A game that was once thought to be an April Fool’s joke has become a reality, at least when it's servers are working.
A couple years ago, Google Maps put out a video saying they were looking to hire a Pokémon Master.
Now Pokémon Go, created by Nintendo, is now rolling out around the world - starting with New Zealand and Australia - and encouraging gamers to get out into the real world.
There are TOO many people playing Pokemon Go— Jeth (@JessEtheridge) July 6, 2016
The game is Nintendo’s second mobile game and is free to play on Android and iOS but has in-game purchases.
Ahead of the release, Megan Witchalls, said if Pokémon Go is what Nintendo is making it out to be she’d probably go outside more. “I mean, it'd become even more of a community thing because friends would be able to go out looking for new Pokémon together.”
“I'm hoping people go all out and organise gyms and leagues and such, really make the experience immersive.”
Nintendo has incorporated historical markers and monuments into the game as what they call pokestops. These are places where you can collect items and even eggs which will hatch after you walk certain about of steps. When you catch Pokémon your character levels up and as this happens you will start to find rarer Pokémon.
Different types of Pokémon will be found depending on the terrain, so water types will be found on beaches and near lakes and rivers. This means you will have to explore further than your own neighbourhood in order to catch different types of Pokémon.
Callum O’Neill a long time Pokémon fan from Wellington was eagerly awaiting the release of Pokémon go.
“I’m tentatively excited about Pokémon Go. The idea that I could go pretty much anywhere and catch Pokémon sounds incredible, but it’s heavily reliant on the tech not sucking.”
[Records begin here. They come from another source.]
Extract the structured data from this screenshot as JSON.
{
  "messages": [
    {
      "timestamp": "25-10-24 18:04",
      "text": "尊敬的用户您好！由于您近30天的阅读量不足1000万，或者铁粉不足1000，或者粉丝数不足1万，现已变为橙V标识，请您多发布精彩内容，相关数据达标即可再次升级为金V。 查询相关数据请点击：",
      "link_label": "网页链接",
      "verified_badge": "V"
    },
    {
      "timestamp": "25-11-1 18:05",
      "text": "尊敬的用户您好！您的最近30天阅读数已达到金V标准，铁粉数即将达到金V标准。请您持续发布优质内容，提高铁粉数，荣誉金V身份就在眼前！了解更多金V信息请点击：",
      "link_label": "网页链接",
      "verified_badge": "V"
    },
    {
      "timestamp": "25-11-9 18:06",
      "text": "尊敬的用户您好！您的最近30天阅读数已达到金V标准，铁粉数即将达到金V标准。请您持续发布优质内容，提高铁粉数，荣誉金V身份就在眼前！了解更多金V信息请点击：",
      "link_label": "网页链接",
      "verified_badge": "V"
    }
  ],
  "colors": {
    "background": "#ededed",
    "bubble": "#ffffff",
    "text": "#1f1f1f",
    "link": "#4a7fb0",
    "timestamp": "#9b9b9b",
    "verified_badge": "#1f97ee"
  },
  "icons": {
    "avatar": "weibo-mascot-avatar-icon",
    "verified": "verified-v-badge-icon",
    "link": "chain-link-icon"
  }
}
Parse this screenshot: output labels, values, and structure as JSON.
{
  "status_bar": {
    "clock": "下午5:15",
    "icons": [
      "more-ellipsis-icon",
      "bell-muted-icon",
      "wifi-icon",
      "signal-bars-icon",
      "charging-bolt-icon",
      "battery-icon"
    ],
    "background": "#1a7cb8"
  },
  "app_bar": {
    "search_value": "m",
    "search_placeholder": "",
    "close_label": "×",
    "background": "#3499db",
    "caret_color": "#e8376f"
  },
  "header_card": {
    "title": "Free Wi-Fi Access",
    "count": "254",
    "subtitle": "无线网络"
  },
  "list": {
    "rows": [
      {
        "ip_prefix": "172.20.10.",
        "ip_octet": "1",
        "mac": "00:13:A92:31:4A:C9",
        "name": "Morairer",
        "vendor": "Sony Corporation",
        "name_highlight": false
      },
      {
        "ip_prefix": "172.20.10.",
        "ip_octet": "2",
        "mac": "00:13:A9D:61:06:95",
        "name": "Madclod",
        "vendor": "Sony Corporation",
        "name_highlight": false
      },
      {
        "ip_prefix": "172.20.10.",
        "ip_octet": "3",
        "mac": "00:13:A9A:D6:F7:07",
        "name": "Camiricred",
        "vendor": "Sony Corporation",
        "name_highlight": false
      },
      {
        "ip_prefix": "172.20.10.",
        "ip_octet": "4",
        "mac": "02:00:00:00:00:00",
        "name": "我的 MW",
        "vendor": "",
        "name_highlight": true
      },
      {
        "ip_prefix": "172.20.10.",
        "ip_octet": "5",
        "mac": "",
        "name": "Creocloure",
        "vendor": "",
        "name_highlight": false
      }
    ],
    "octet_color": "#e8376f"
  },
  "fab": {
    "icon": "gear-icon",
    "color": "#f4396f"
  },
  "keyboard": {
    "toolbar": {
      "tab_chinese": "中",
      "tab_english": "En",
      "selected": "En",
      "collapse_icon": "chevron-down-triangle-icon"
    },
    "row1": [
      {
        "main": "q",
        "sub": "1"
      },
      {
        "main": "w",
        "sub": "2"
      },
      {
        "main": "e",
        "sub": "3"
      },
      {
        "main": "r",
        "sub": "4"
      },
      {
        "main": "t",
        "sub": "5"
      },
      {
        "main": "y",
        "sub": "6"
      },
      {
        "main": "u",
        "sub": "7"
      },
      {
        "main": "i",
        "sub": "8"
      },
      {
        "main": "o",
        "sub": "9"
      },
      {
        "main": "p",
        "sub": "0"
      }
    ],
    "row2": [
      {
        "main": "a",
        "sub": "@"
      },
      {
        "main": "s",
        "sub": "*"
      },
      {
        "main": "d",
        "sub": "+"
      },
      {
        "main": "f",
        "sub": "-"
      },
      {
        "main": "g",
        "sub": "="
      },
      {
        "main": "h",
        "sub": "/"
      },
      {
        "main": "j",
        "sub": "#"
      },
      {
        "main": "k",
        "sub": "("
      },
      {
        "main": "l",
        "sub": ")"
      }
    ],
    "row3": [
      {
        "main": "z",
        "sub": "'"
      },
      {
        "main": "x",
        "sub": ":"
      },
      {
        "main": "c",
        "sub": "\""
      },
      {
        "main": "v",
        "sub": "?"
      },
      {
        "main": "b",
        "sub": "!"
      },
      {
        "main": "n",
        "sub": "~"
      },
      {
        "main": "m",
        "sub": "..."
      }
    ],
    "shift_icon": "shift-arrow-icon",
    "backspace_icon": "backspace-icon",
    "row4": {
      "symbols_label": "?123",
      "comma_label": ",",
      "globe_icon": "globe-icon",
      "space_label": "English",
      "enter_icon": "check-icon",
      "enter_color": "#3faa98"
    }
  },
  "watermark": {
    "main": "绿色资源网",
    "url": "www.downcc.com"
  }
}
But, unfortunately for gamers, there have been technical issues. Servers have been crashing since the game was released in the US and there are reports that the release to other regions has been paused while the issues get sorted.